There are times when taking people’s money – even for a job you worked hard on – just doesn’t feel right. Some clients get a break because they needed help and you wanted to be generous or kind, but sometimes…
…sometimes a client wants to give you money and it just feels dirty.
You almost want to give the money back. “No, keep it. Thanks. No charge” you might say. You just want the project – and the client – gone. Come on. You know the jobs I’m talking about. Every freelancer has at least one memorable working relationship that leaves a sour taste in the mouth.
Think back. Think about the overly difficult projects that extended far over the original scope, the clients who just couldn’t be pleased, or ones that asked you rush and work overtime – and you did.
Think about those rare relationships when you really didn’t like the client’s attitude but felt obliged to do the work. How about when you said yes to a job just because you really needed the money?
Listen to That Little Voice
A post-project “dirty” money feeling usually comes from jobs that you shouldn’t have taken in the first place. Thankfully, one tried-and-true method helps you discern which job aren’t going to be a good fit: trust your gut instinct.
There may not be any particular reason that you can see to pass the project over. But something way down deep inside tells you that you should leave this project for someone else to handle.
Most of the time, we hush up that little voice inside. We tell it to be quiet. We heap on the self-reassurance excuses. We get determined to face the project with clear communication to prevent any possible misunderstandings.
Nope. That little voice was right. The best plans always go astray, and sure enough, the project becomes one that you wished you’d never agreed to work on.
Pass It On
It’s too late to pass on the job. You’ve come this far. You can either tie it up or tell the client it’s just not a good fit, or you can put your head down and bull through the rest to get the work off your desk.
You’ll probably feel relieved when the day you’re done comes. You probably won’t feel very excited about the payment. It has lost its meaning. It isn’t a good incentive or reward any more. And when you look at your bank account, seeing the amount just makes you feel bad, reminding you of the past.
A reward should be a positive experience. It should make us feel better in some way. Proud, happy, fulfilled… not bitter and a little disgusted. That positive reward, somewhere along the way, turned into a negative reinforcement.
So pass it on. If you really don’t want to touch the money, accept payment gracefully and then pass on the dollars to someone else. The best way to deal with a negative is to turn it into a positive.
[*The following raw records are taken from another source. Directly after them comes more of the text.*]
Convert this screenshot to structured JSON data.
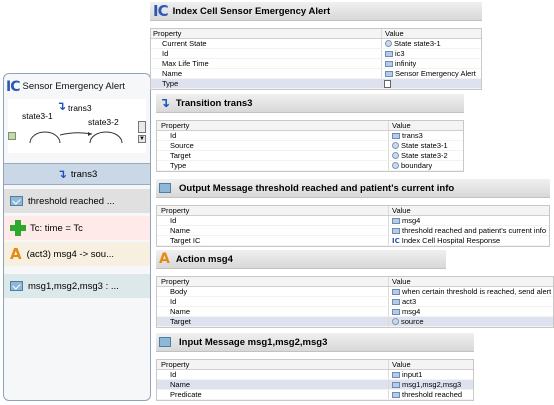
{
  "left_panel": {
    "title": "Sensor Emergency Alert",
    "diagram": {
      "transition_label": "trans3",
      "state_a": "state3-1",
      "state_b": "state3-2"
    },
    "section_label": "trans3",
    "rows": [
      {
        "label": "threshold reached ...",
        "icon": "message-icon"
      },
      {
        "label": "Tc: time = Tc",
        "icon": "plus-icon"
      },
      {
        "label": "(act3) msg4 -> sou...",
        "icon": "action-icon"
      },
      {
        "label": "msg1,msg2,msg3 : ...",
        "icon": "message-icon"
      }
    ]
  },
  "sheets": {
    "cell": {
      "title": "Index Cell Sensor Emergency Alert",
      "col_property": "Property",
      "col_value": "Value",
      "rows": [
        {
          "property": "Current State",
          "value": "State state3-1",
          "icon": "circ"
        },
        {
          "property": "Id",
          "value": "ic3",
          "icon": "doc"
        },
        {
          "property": "Max Life Time",
          "value": "infinity",
          "icon": "doc"
        },
        {
          "property": "Name",
          "value": "Sensor Emergency Alert",
          "icon": "doc"
        },
        {
          "property": "Type",
          "value": "",
          "icon": "none"
        }
      ]
    },
    "transition": {
      "title": "Transition trans3",
      "col_property": "Property",
      "col_value": "Value",
      "rows": [
        {
          "property": "Id",
          "value": "trans3",
          "icon": "doc"
        },
        {
          "property": "Source",
          "value": "State state3-1",
          "icon": "circ"
        },
        {
          "property": "Target",
          "value": "State state3-2",
          "icon": "circ"
        },
        {
          "property": "Type",
          "value": "boundary",
          "icon": "circ"
        }
      ]
    },
    "output": {
      "title": "Output Message threshold reached and patient's current info",
      "col_property": "Property",
      "col_value": "Value",
      "rows": [
        {
          "property": "Id",
          "value": "msg4",
          "icon": "doc"
        },
        {
          "property": "Name",
          "value": "threshold reached and patient's current info",
          "icon": "doc"
        },
        {
          "property": "Target IC",
          "value": "Index Cell Hospital Response",
          "icon": "ic"
        }
      ]
    },
    "action": {
      "title": "Action msg4",
      "col_property": "Property",
      "col_value": "Value",
      "rows": [
        {
          "property": "Body",
          "value": "when certain threshold is reached, send alert",
          "icon": "doc"
        },
        {
          "property": "Id",
          "value": "act3",
          "icon": "doc"
        },
        {
          "property": "Name",
          "value": "msg4",
          "icon": "doc"
        },
        {
          "property": "Target",
          "value": "source",
          "icon": "circ"
        }
      ]
    },
    "input": {
      "title": "Input Message msg1,msg2,msg3",
      "col_property": "Property",
      "col_value": "Value",
      "rows": [
        {
          "property": "Id",
          "value": "input1",
          "icon": "doc"
        },
        {
          "property": "Name",
          "value": "msg1,msg2,msg3",
          "icon": "doc"
        },
        {
          "property": "Predicate",
          "value": "threshold reached",
          "icon": "doc"
        }
      ]
    }
  },
  "colors": {
    "ic_blue": "#2d58b4",
    "transition_blue": "#1e50c4",
    "action_orange": "#e38a12",
    "plus_green": "#2fa82f"
  }
}
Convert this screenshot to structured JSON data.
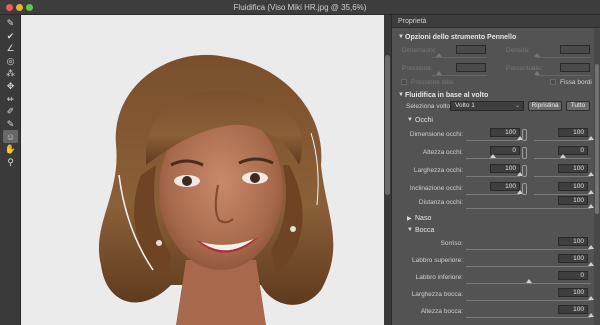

Give the money to a charity. Offer a lump sum as an angel investment to someone who is really struggling. Throw a contest and give the cash away on your blog or get some books and hold a raffle.
Trust me – you’ll feel better than if you just paid your Visa bill.
About the author: If you want more great advice on having a better freelance business from a freelancer that calls it like it is, head on over to James’ blog, Men with Pens. Read up on his tips and in-depth advice to build your freelancing business for success! Better yet, subscribe to the Men with Pens feed here.